* _Problem to solve_
Each line of the data below that holds the word "What" is to be reported in full.

•••••

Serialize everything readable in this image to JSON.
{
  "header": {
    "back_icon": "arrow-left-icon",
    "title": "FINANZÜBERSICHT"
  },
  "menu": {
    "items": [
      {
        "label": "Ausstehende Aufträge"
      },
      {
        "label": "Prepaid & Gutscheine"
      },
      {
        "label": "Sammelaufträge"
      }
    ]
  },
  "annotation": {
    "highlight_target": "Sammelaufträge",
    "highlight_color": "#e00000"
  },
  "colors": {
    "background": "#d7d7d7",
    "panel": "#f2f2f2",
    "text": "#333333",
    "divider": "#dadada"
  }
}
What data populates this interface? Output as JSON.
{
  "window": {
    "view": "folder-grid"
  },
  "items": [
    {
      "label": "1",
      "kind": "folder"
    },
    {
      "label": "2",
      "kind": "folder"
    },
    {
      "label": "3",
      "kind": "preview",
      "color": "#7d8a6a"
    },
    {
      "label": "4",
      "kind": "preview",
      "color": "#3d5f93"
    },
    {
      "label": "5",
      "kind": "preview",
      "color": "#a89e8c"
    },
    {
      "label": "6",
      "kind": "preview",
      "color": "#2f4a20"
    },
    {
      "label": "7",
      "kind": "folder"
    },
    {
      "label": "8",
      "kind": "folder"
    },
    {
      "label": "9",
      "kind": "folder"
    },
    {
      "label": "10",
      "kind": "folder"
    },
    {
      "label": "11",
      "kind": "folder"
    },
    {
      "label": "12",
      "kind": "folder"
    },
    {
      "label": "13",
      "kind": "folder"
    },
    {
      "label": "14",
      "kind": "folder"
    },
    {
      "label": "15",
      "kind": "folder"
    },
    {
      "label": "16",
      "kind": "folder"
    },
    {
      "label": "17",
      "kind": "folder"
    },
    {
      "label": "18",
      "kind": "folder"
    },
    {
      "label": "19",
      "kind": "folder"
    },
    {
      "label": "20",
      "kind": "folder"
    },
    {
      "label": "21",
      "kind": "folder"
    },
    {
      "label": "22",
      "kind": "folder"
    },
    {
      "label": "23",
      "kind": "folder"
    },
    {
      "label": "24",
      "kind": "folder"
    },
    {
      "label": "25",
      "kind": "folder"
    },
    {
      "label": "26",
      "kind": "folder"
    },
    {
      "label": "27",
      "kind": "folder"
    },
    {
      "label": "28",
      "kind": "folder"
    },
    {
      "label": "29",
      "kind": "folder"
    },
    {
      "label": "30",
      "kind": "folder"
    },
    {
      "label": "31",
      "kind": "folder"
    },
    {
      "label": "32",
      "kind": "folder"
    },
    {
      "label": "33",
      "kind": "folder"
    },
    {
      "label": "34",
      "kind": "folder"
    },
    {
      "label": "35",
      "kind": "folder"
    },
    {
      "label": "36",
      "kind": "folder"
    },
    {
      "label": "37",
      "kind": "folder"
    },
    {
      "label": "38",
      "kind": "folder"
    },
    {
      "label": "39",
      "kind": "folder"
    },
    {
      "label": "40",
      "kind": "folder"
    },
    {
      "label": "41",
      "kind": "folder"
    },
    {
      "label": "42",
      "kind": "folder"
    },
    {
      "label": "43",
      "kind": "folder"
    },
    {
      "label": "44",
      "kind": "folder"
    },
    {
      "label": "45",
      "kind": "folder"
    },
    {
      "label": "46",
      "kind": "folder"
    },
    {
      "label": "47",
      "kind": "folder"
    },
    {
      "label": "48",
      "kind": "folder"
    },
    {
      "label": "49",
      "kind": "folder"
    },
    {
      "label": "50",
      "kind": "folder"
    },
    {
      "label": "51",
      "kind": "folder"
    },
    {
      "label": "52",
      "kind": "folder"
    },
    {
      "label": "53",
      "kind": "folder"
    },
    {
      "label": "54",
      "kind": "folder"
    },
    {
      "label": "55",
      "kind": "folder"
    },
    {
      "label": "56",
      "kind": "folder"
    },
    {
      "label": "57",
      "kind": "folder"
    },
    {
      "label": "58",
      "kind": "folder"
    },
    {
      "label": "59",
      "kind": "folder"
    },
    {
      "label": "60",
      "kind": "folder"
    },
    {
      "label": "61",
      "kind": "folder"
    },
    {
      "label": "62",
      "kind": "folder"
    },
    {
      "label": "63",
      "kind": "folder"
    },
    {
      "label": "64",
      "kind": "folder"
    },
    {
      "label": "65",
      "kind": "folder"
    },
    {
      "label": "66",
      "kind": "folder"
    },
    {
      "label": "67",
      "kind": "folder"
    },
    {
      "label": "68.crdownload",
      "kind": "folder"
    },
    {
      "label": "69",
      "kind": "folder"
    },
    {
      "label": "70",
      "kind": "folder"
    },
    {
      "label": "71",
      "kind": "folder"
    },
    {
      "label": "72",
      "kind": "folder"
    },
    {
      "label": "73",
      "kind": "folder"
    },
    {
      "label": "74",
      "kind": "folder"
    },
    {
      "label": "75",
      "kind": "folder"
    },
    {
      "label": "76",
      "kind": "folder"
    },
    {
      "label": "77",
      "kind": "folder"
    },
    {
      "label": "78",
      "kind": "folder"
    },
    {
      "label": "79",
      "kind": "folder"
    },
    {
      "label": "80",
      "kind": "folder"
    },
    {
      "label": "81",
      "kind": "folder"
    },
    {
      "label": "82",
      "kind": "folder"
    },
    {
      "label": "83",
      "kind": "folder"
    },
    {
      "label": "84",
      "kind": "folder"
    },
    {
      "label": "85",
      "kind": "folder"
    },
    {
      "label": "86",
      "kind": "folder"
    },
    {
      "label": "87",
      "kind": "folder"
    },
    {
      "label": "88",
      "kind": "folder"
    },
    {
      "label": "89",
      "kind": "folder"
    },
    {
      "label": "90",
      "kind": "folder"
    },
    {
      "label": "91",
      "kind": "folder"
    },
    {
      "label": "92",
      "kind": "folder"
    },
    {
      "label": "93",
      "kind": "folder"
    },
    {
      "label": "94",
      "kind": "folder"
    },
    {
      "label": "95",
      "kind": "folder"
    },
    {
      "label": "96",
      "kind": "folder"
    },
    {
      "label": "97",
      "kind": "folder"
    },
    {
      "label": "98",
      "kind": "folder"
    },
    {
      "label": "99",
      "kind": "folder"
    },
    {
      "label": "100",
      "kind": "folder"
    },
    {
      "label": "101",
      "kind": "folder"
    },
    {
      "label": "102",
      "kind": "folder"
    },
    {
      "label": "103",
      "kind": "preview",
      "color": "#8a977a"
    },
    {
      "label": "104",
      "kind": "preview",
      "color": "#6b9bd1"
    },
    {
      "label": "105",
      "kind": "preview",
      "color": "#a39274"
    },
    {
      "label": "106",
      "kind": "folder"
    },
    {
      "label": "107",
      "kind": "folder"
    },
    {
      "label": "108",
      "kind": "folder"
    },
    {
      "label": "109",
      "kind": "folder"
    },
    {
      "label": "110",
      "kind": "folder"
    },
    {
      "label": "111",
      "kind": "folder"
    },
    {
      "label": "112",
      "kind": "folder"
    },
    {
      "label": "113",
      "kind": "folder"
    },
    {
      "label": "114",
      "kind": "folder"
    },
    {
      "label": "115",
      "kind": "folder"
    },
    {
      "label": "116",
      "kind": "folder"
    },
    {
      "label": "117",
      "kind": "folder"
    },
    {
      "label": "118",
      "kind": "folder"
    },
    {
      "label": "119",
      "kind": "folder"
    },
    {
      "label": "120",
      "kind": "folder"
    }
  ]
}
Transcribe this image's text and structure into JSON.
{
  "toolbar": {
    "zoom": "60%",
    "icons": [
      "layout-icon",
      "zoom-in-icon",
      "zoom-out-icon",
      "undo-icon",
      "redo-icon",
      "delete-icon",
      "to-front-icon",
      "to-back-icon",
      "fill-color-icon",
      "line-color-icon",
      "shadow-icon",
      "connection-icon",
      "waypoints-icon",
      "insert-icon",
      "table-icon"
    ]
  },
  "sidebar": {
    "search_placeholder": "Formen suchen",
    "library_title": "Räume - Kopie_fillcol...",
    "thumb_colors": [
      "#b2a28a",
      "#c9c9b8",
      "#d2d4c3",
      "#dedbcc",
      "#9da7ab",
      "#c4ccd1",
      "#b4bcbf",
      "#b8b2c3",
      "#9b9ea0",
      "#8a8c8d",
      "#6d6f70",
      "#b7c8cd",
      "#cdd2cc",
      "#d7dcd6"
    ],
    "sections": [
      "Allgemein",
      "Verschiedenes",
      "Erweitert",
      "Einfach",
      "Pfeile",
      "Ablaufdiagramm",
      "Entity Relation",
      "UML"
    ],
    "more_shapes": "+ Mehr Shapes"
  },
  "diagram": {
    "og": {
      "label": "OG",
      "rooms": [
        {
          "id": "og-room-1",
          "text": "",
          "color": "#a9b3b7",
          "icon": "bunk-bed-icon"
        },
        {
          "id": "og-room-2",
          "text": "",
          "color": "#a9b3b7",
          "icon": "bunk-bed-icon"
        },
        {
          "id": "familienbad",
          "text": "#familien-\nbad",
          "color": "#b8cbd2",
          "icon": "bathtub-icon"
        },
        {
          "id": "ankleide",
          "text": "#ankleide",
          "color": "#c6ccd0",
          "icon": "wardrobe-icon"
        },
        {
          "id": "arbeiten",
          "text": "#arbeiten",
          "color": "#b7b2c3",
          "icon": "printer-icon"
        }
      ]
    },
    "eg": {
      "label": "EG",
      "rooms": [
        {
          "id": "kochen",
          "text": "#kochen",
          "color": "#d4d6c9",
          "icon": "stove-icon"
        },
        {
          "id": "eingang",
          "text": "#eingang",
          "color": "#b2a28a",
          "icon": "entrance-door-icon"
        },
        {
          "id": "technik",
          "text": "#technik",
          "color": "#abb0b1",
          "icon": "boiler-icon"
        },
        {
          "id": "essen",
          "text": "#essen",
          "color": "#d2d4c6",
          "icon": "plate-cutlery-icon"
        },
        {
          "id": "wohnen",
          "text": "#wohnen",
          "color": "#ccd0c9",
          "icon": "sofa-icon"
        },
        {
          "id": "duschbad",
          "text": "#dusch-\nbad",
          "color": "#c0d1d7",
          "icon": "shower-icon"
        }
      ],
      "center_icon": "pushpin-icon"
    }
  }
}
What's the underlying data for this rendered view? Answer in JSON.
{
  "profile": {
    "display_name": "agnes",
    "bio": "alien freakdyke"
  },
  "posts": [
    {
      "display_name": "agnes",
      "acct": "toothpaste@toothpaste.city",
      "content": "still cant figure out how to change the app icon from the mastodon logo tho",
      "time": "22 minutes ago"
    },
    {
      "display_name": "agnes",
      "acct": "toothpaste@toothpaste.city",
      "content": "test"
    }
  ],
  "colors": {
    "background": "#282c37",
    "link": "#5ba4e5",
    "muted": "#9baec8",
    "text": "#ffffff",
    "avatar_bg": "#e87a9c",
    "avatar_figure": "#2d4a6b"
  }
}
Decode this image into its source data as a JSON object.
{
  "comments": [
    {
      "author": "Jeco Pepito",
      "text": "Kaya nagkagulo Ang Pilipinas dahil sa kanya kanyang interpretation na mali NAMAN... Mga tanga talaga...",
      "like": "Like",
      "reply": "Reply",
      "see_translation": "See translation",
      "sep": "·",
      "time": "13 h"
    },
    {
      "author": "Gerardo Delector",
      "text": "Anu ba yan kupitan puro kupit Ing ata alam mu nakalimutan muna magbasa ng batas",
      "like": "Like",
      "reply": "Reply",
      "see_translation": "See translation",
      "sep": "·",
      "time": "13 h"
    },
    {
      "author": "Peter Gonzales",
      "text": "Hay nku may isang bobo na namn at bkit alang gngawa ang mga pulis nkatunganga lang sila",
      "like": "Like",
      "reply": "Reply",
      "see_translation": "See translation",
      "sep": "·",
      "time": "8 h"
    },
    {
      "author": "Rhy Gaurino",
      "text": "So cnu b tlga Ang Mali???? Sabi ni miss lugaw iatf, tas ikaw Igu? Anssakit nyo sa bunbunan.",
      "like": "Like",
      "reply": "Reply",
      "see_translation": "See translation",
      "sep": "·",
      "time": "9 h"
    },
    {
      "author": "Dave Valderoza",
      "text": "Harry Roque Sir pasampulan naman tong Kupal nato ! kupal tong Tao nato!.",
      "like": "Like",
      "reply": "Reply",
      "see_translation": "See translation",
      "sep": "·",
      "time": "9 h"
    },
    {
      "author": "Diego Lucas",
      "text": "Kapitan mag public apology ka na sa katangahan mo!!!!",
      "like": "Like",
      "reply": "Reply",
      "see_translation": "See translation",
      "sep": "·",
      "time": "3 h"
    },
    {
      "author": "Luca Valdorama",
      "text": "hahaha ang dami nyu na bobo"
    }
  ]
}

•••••

* _Expected output_
What data populates this interface? Output as JSON.
What's the underlying data for this rendered view? Answer in JSON.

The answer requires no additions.